The CBSO's well-intentioned Igorfest is taking us through some rarely-charted waters as it voyages through Stravinsky's lifetime output.
Saturday afternoon found us almost becalmed in a shoal of tiny orchestral songs, all written in the years surrounding the Rite of Spring. Little jewels they certainly are individually but so many together become indigestible.
But it was fascinating to hear the varied accompaniments Stravinsky provided for them, ranging from just three clarinets Berceuses du chat to full orchestra The Faun and the Shepherdess and Tilimbom.
And it was fascinating, too, to hear the composer referring back to the past (the Tchaikovsky of Eugene Onegin, and presaging the future Messiaen anticipated in the Three Japanese Lyrics.
Claire Booth and Lucy Schaufer were the warm-voiced, engaging, Russian-adept vocalists, and Paul Griffiths' presentation proved that critics can be performers as well. Sakari Oramo conducted with obvious pleasure.
Oramo also presided over two larger purely orchestral works: the strange, filmic Ode, a ragbag of ideas, and the witty, gently nostalgic Pulcinella, for once the largest work in a programme.
It was good to hear the CBSO in its own home, a move occasioned by the shenanigans of the Labour Party Spring Conference at the ICC, and necessitating an evening repeat of the concert.

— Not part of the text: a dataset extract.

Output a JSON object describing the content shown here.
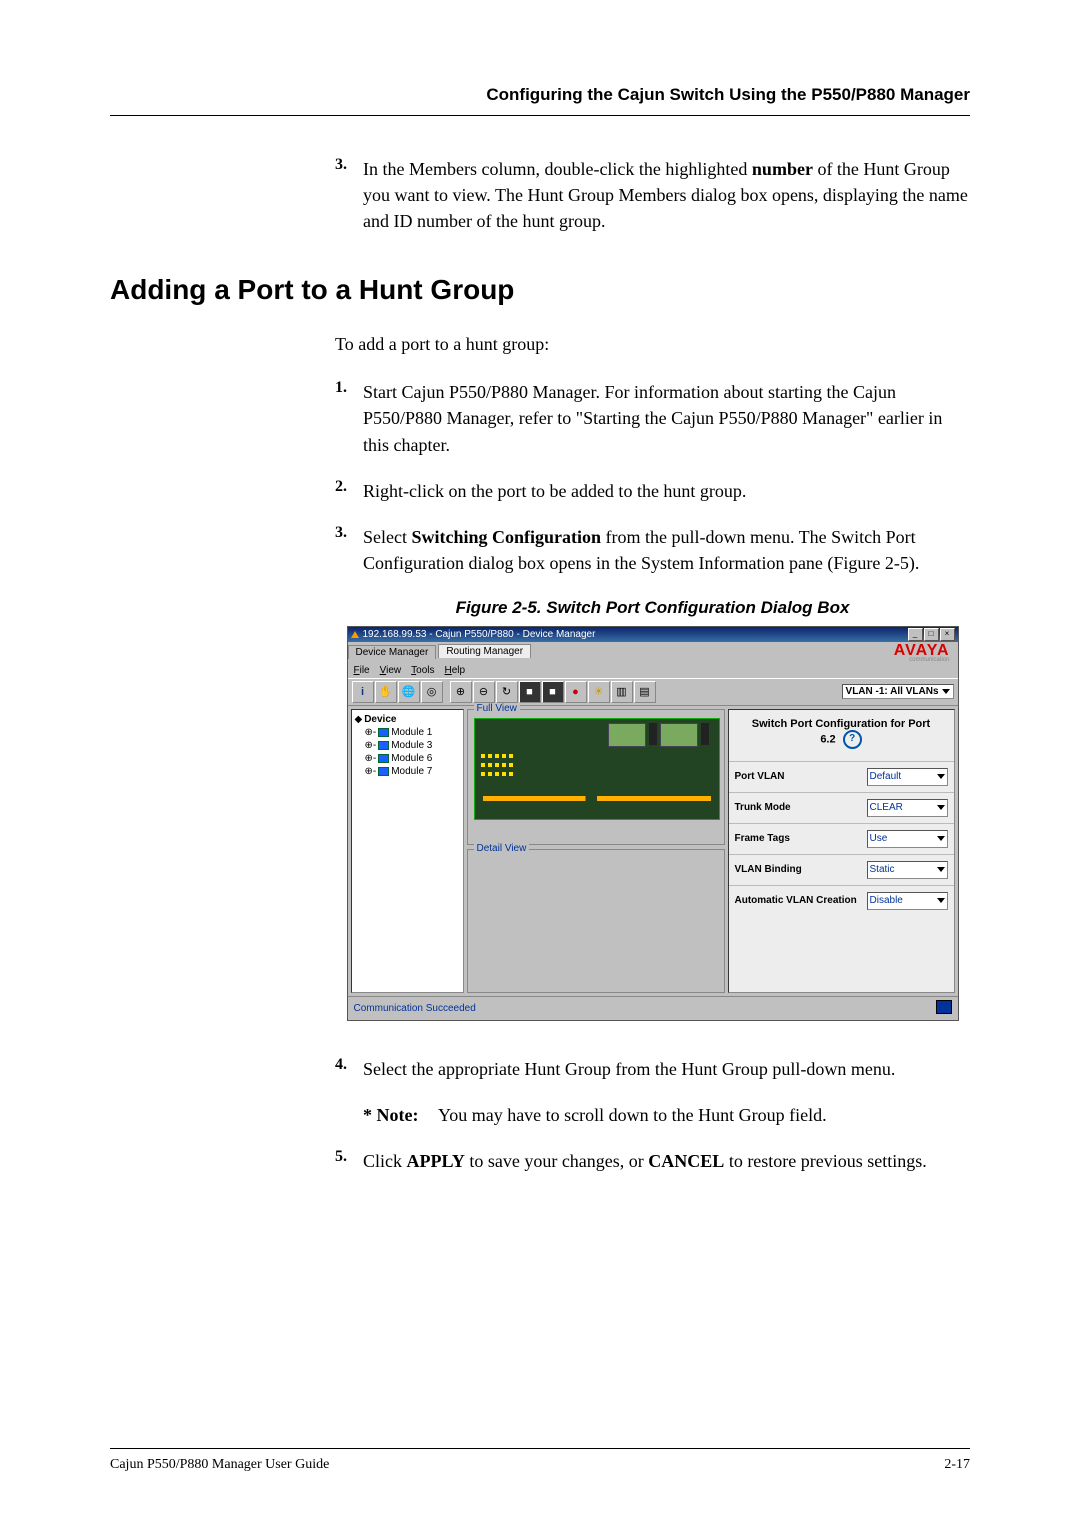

By which time Ex Cathedra, under Jeffrey Skidmore, were delivering a taut, dramatic, flowing account of Bach's St John Passion in the perfect venue of Birmingham Town Hall.
The immediacy of the performances from choir, soloists and the colourful Ex Cathedra Baroque Orchestra conveyed all the essence of the most powerful and poignant story in western culture. Indeed, so gripping was Skidmore's direction of Bach's uncompromisingly concise score that, when the composer at last relaxes into long-winded reflection after the death of Christ, the music lapsed into comparative tedium, and the large-scale contours throughout of the St Matthew Passion came beckon-ingly to mind.
Ex Cathedra's democratic policy of drawing soloists from its own ranks was once again triumphantly vindicated. Naming individuals is invidious but there were wonderful contributions from sopranos Natalie Clifton-Griffith and Julia Doyle, Greg Skidmore as Pilate (what a sympathetic character he is given in this setting), and James Birchall as a commanding Christus.
But the palm must go to Nicholas Mulroy as the Evangelist, eloquent, rhetorical, outraged and lamenting by turns, and singing this huge part virtually from memory.